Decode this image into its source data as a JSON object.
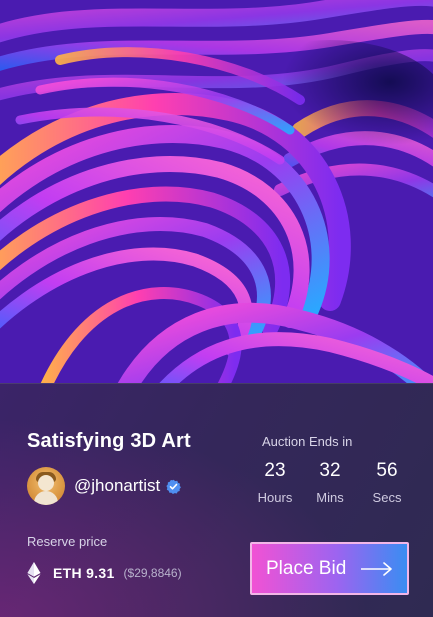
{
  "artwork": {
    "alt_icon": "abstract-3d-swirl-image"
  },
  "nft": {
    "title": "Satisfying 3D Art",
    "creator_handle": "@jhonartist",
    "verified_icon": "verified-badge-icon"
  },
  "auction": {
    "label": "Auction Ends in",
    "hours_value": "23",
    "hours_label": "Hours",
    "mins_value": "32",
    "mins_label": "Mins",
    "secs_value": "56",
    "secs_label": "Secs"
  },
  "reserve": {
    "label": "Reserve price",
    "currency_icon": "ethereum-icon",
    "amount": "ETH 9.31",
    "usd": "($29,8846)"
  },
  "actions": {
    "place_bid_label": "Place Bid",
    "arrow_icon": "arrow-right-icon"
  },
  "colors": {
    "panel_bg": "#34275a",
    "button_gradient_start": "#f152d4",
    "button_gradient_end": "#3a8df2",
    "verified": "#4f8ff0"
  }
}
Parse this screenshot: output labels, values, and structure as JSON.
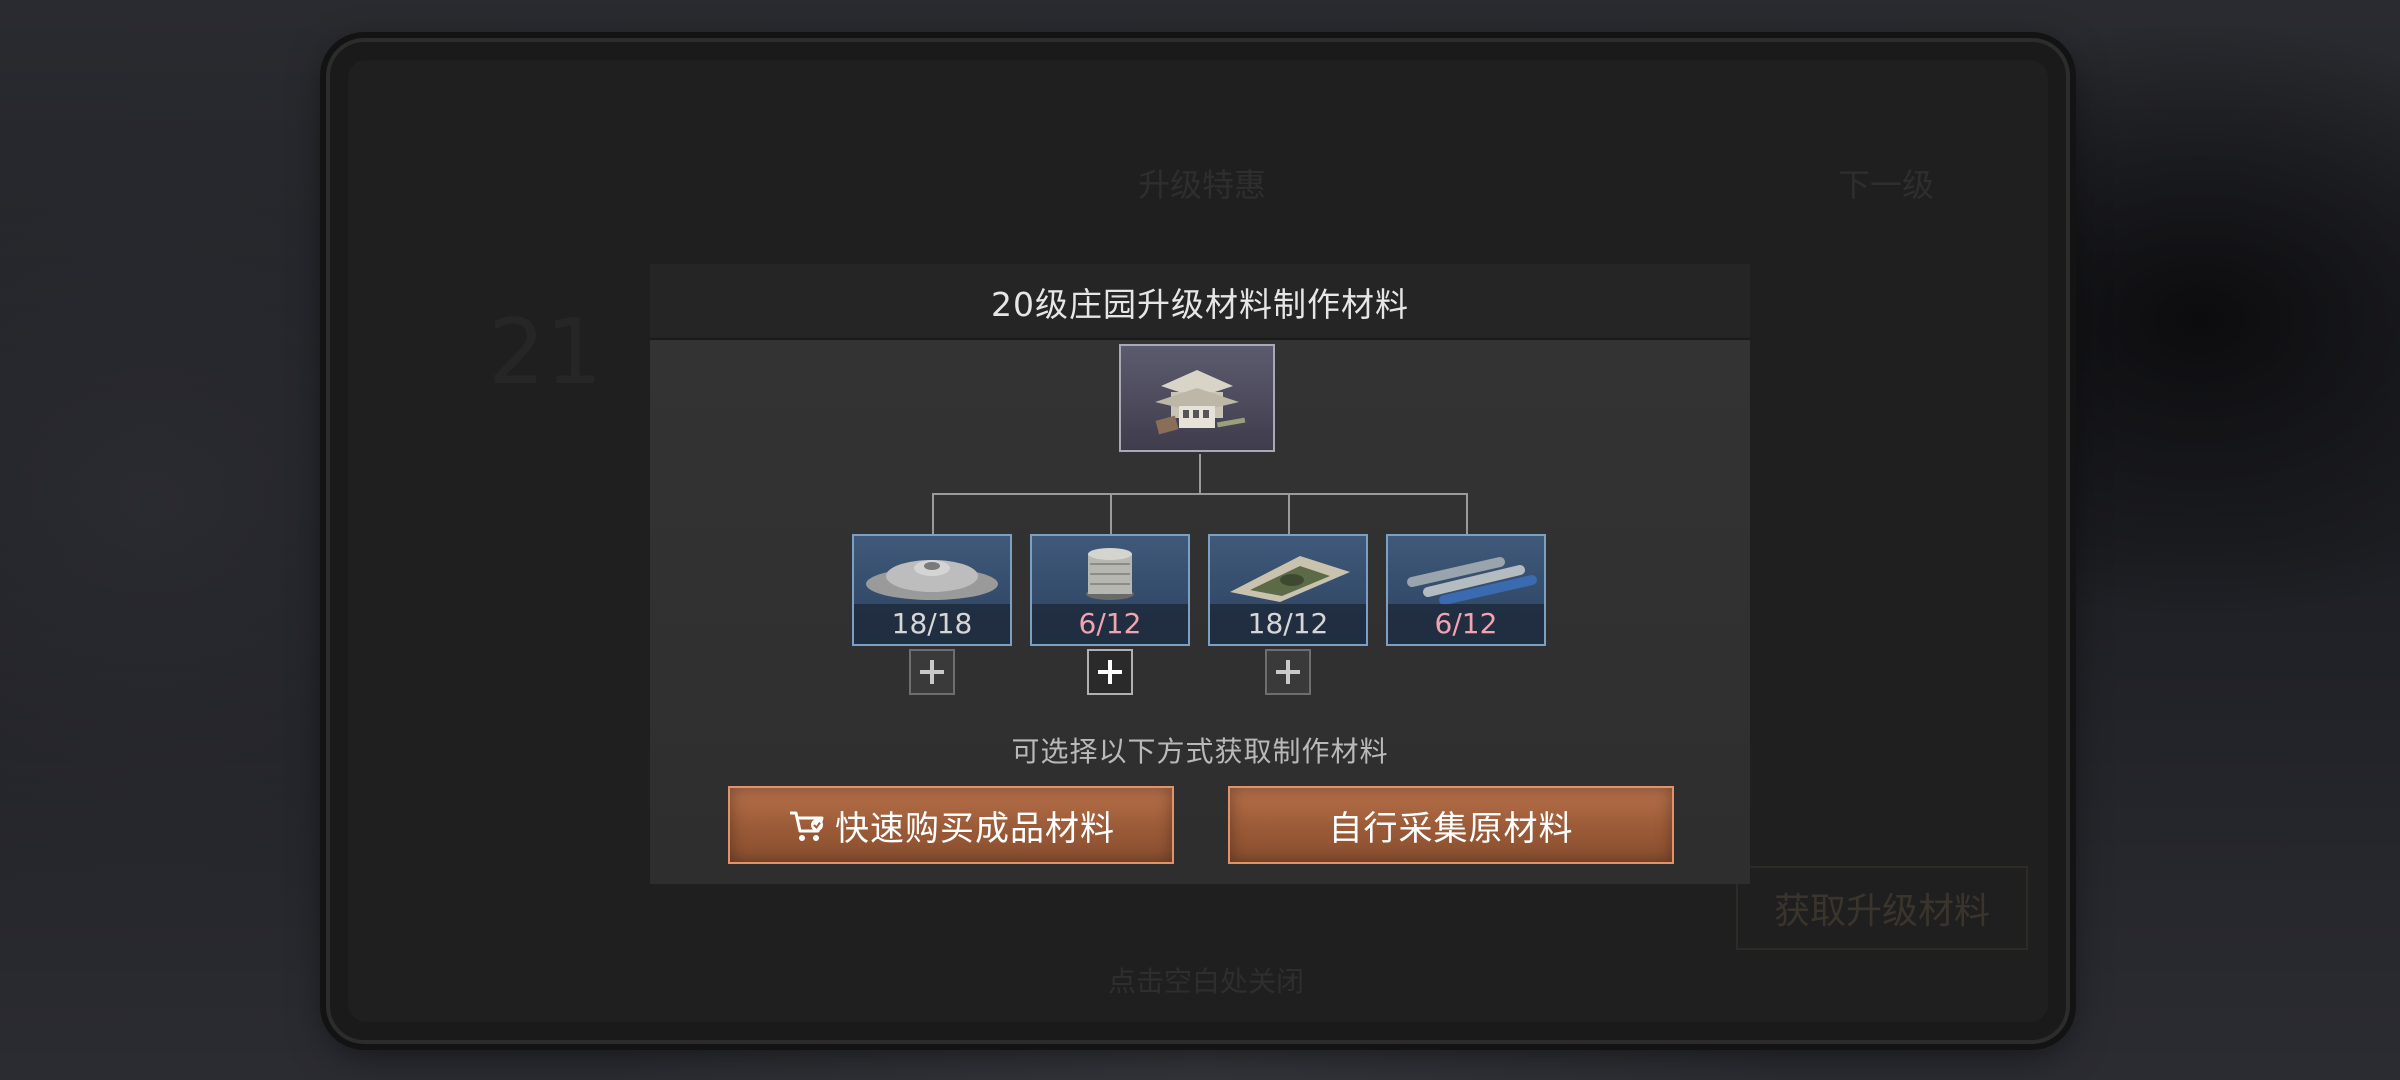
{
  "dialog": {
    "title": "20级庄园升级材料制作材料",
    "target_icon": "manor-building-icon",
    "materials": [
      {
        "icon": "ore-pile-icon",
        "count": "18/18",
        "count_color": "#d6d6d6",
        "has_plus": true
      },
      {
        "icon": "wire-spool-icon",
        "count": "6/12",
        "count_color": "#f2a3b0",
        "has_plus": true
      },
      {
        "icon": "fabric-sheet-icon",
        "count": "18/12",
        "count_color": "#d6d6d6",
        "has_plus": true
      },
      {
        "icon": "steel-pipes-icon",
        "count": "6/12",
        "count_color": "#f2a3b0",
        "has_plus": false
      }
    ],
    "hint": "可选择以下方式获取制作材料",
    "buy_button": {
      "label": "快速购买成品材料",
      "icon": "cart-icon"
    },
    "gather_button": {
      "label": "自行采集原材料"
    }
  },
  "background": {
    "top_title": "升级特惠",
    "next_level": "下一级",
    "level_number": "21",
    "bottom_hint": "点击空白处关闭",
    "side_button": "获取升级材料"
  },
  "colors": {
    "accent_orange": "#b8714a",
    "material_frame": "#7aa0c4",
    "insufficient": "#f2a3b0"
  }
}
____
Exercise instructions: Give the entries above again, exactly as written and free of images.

Exercise output:
Decode this image into its source data as a JSON object.
{
  "artwork": {
    "alt_icon": "abstract-3d-swirl-image"
  },
  "nft": {
    "title": "Satisfying 3D Art",
    "creator_handle": "@jhonartist",
    "verified_icon": "verified-badge-icon"
  },
  "auction": {
    "label": "Auction Ends in",
    "hours_value": "23",
    "hours_label": "Hours",
    "mins_value": "32",
    "mins_label": "Mins",
    "secs_value": "56",
    "secs_label": "Secs"
  },
  "reserve": {
    "label": "Reserve price",
    "currency_icon": "ethereum-icon",
    "amount": "ETH 9.31",
    "usd": "($29,8846)"
  },
  "actions": {
    "place_bid_label": "Place Bid",
    "arrow_icon": "arrow-right-icon"
  },
  "colors": {
    "panel_bg": "#34275a",
    "button_gradient_start": "#f152d4",
    "button_gradient_end": "#3a8df2",
    "verified": "#4f8ff0"
  }
}
Parse this screenshot: output labels, values, and structure as JSON.
{
  "dialog": {
    "title": "20级庄园升级材料制作材料",
    "target_icon": "manor-building-icon",
    "materials": [
      {
        "icon": "ore-pile-icon",
        "count": "18/18",
        "count_color": "#d6d6d6",
        "has_plus": true
      },
      {
        "icon": "wire-spool-icon",
        "count": "6/12",
        "count_color": "#f2a3b0",
        "has_plus": true
      },
      {
        "icon": "fabric-sheet-icon",
        "count": "18/12",
        "count_color": "#d6d6d6",
        "has_plus": true
      },
      {
        "icon": "steel-pipes-icon",
        "count": "6/12",
        "count_color": "#f2a3b0",
        "has_plus": false
      }
    ],
    "hint": "可选择以下方式获取制作材料",
    "buy_button": {
      "label": "快速购买成品材料",
      "icon": "cart-icon"
    },
    "gather_button": {
      "label": "自行采集原材料"
    }
  },
  "background": {
    "top_title": "升级特惠",
    "next_level": "下一级",
    "level_number": "21",
    "bottom_hint": "点击空白处关闭",
    "side_button": "获取升级材料"
  },
  "colors": {
    "accent_orange": "#b8714a",
    "material_frame": "#7aa0c4",
    "insufficient": "#f2a3b0"
  }
}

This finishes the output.